Olivia Reiner and Ryan Wood discuss why the peaceful coexistence of QB Aaron Rodgers and QB Jordan Love is important for the Packers organization. Packers News
Welcome to your Morning Buzz, rounding up news and views regarding the Green Bay Packers from around the web and here at PackersNews.com.
We'll start with Packers general manager Brian Gutekunst telling Peter King of NBC Sports that he was eyeing two highly regarded receivers in the second round of the NFL draft Friday and made several attempts to move up for them, without success.
Gutekunst said the Packers had two receivers they were targeting in early and middle part of the second round. They tried to move up with several teams, he said, until the second receiver they preferred got picked, and then they stopped. Seven wideouts went in the first 27 picks of the second round; Green Bay, with the 62nd overall pick, took running back AJ Dillon. Not good. As much as the draft pick itself, the price for Love included not addressing that big need at receiver. We’ll see if that comes back to haunt the team this year or next.
You can read King's entire "Football Morning in America" column (which includes Gutekunst talking about Jordan Love and Aaron Rodgers) here:
Gutekunst told SI.com's Albert Breer that he has been itching for years to draft quarterbacks, and when the opportunity to draft Love unexpectedly fell into his lap, he pounced.
Breer writes of Gutekunst:
He was the Packers’ Southeast area scout back when Rodgers was drafted as Favre’s replacement and hasn’t forgotten all the good, and the bad from that pick. And as easy as it is to compare this to that, philosophically he sees this as an extension of what Ron Wolf used to do—basically drafting a quarterback every year.
“We haven’t been able to do that the last few years, it just hasn’t fallen for us the right way,” he said. “And it’s not like we haven't wanted to, it’s just the value of the player and where we thought they were and where we could take them at the time, it just didn't happen. I think it's always kind of been in my DNA that anywhere in the draft, if you have an opportunity to take a quarterback you really think can play, you need to consider it.
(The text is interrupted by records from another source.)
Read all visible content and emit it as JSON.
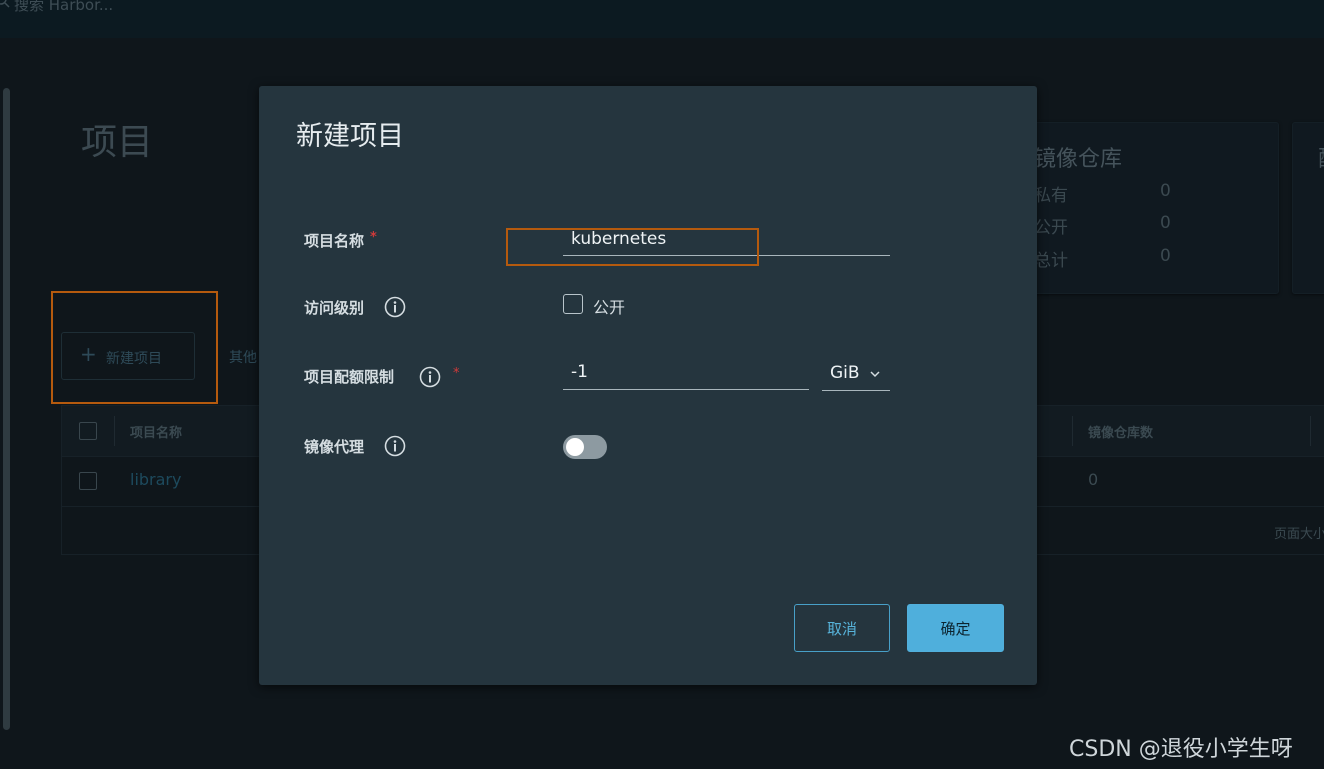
{
  "header": {
    "search_placeholder": "搜索 Harbor..."
  },
  "page": {
    "title": "项目"
  },
  "summary_card": {
    "title": "镜像仓库",
    "rows": [
      {
        "label": "私有",
        "value": "0"
      },
      {
        "label": "公开",
        "value": "0"
      },
      {
        "label": "总计",
        "value": "0"
      }
    ],
    "second_card_title": "配"
  },
  "toolbar": {
    "new_project_label": "新建项目",
    "other_label": "其他"
  },
  "table": {
    "headers": {
      "name": "项目名称",
      "repo_count": "镜像仓库数"
    },
    "rows": [
      {
        "name": "library",
        "repo_count": "0"
      }
    ],
    "footer_text": "页面大小"
  },
  "modal": {
    "title": "新建项目",
    "fields": {
      "project_name": {
        "label": "项目名称",
        "required_mark": "*",
        "value": "kubernetes"
      },
      "access_level": {
        "label": "访问级别",
        "checkbox_label": "公开",
        "checked": false
      },
      "quota": {
        "label": "项目配额限制",
        "required_mark": "*",
        "value": "-1",
        "unit": "GiB"
      },
      "proxy_cache": {
        "label": "镜像代理",
        "enabled": false
      }
    },
    "cancel_label": "取消",
    "ok_label": "确定"
  },
  "watermark": "CSDN @退役小学生呀",
  "icons": {
    "search": "search-icon",
    "info": "info-icon",
    "plus": "plus-icon",
    "chevron": "chevron-down-icon"
  },
  "colors": {
    "modal_bg": "#25353e",
    "primary": "#4fafdc",
    "highlight_box": "#b55a0e",
    "required": "#d13a3a"
  }
}
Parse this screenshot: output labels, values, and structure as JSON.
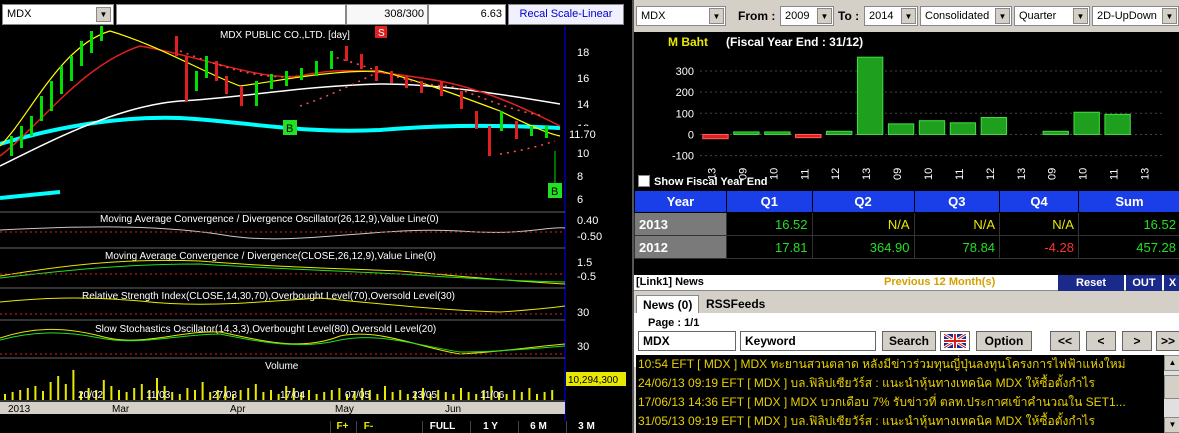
{
  "toolbar": {
    "symbol": "MDX",
    "count": "308/300",
    "last_price": "6.63",
    "recal": "Recal Scale-Linear"
  },
  "chart": {
    "title": "MDX PUBLIC CO.,LTD. [day]",
    "price_axis": [
      "18",
      "16",
      "14",
      "12",
      "10",
      "8",
      "6"
    ],
    "last_price_label": "11.70",
    "signal_sell": "S",
    "signal_buy": "B",
    "indicators": [
      {
        "title": "Moving Average Convergence / Divergence Oscillator(26,12,9),Value Line(0)",
        "axis": [
          "0.40",
          "-0.50"
        ]
      },
      {
        "title": "Moving Average Convergence / Divergence(CLOSE,26,12,9),Value Line(0)",
        "axis": [
          "1.5",
          "-0.5"
        ]
      },
      {
        "title": "Relative Strength Index(CLOSE,14,30,70),Overbought Level(70),Oversold Level(30)",
        "axis": [
          "30"
        ]
      },
      {
        "title": "Slow Stochastics Oscillator(14,3,3),Overbought Level(80),Oversold Level(20)",
        "axis": [
          "30"
        ]
      }
    ],
    "volume_title": "Volume",
    "volume_label": "10,294,300",
    "date_axis": [
      "2013",
      "20/02",
      "Mar",
      "11/03",
      "27/03",
      "Apr",
      "17/04",
      "May",
      "07/05",
      "23/05",
      "Jun",
      "11/06"
    ],
    "bottom_tabs": [
      "F+",
      "F-",
      "FULL",
      "1 Y",
      "6 M",
      "3 M"
    ]
  },
  "filters": {
    "symbol": "MDX",
    "from_label": "From :",
    "from_value": "2009",
    "to_label": "To :",
    "to_value": "2014",
    "consolidated": "Consolidated",
    "period": "Quarter",
    "mode": "2D-UpDown"
  },
  "bar_chart": {
    "title": "M Baht",
    "subtitle": "(Fiscal Year End : 31/12)",
    "y_ticks": [
      "300",
      "200",
      "100",
      "0",
      "-100"
    ],
    "x_labels": [
      "13",
      "09",
      "10",
      "11",
      "12",
      "13",
      "09",
      "10",
      "11",
      "12",
      "13",
      "09",
      "10",
      "11",
      "13"
    ]
  },
  "chart_data": {
    "type": "bar",
    "categories": [
      "13",
      "09",
      "10",
      "11",
      "12",
      "13",
      "09",
      "10",
      "11",
      "12",
      "13",
      "09",
      "10",
      "11",
      "13"
    ],
    "values": [
      -20,
      12,
      12,
      -15,
      15,
      365,
      50,
      65,
      55,
      80,
      0,
      15,
      105,
      95,
      0
    ],
    "ylim": [
      -130,
      380
    ]
  },
  "show_fy_label": "Show Fiscal Year End",
  "fin_table": {
    "headers": [
      "Year",
      "Q1",
      "Q2",
      "Q3",
      "Q4",
      "Sum"
    ],
    "rows": [
      {
        "year": "2013",
        "q1": "16.52",
        "q2": "N/A",
        "q3": "N/A",
        "q4": "N/A",
        "sum": "16.52"
      },
      {
        "year": "2012",
        "q1": "17.81",
        "q2": "364.90",
        "q3": "78.84",
        "q4": "-4.28",
        "sum": "457.28"
      }
    ]
  },
  "news": {
    "panel_title": "[Link1] News",
    "prev_label": "Previous 12 Month(s)",
    "reset": "Reset",
    "out": "OUT",
    "x": "X",
    "tabs": [
      "News (0)",
      "RSSFeeds"
    ],
    "page_label": "Page : 1/1",
    "symbol_value": "MDX",
    "keyword_placeholder": "Keyword",
    "search_btn": "Search",
    "option_btn": "Option",
    "nav": [
      "<<",
      "<",
      ">",
      ">>"
    ],
    "items": [
      "10:54  EFT  [ MDX ]  MDX ทะยานสวนตลาด หลังมีข่าวร่วมทุนญี่ปุ่นลงทุนโครงการไฟฟ้าแห่งใหม่",
      "24/06/13 09:19  EFT  [ MDX ]  บล.ฟิลิปเซียวัร์ส : แนะนำหุ้นทางเทคนิค MDX ให้ซื้อตั้งกำไร",
      "17/06/13 14:36  EFT  [ MDX ]  MDX บวกเดือบ 7% รับข่าวที่ ตลท.ประกาศเข้าคำนวณใน SET1...",
      "31/05/13 09:19  EFT  [ MDX ]  บล.ฟิลิปเซียวัร์ส : แนะนำหุ้นทางเทคนิค MDX ให้ซื้อตั้งกำไร"
    ]
  }
}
“That's really what this move is. I know people may look at it differently from outside, but it was kind of one of those things where he was a guy we really think can play somewhere down the road. And he happened to be available to us. And it was really pretty much that simple. I think it's a little different than the Favre/Aaron thing because there were some different dynamics going on there at the time. But I think we’ve got an elite quarterback that's going to lead our team for, hopefully, a long time. And now I feel really good about a couple of the guys that we got behind him if anything should ever happen.”
It’s hard to say now whether Love will grow to be more than that. But by going to Green Bay and sitting—he was seen as plenty raw coming out—he may get the best shot to do that.
And we all know how that worked out for the last guy.
You can read Breer's entire column here:
Tom Silverstein writes about a new reality for Aaron Rodgers:
Silverstein and Jim Owczarski delve deeper into the draft in their Green 19 podcast:
Former Packers executive Andrew Brandt looking ahead at the Rodgers-Love dynamic: "It's going to be difficult":
An opportunity for the Packers to fill holes that were neglected in the drafted in the draft:
Three Packers officially back in the fold:
And one departing:
It's hard to imagine Packers games at Lambeau Field without fans. Richard Ryman looks at the potential economic impact:
Zach Kruse of the Packers Wire looks at the Packers' failure to invest high draft choices in the receiver position:
First up: Packers coach Matt LaFleur and family:
But Bill Belichick's dog stole the show:
Here are the jersey numbers of Packers draftees, and those who wore them before:
To no one's surprise, there are no Packers on this list:
This helps explain why the Patriots signed former Packers fullback Danny Vitale:
Contact Stu Courtney at (920) 431-8377 or email@example.com. Follow him on Twitter at @stucourt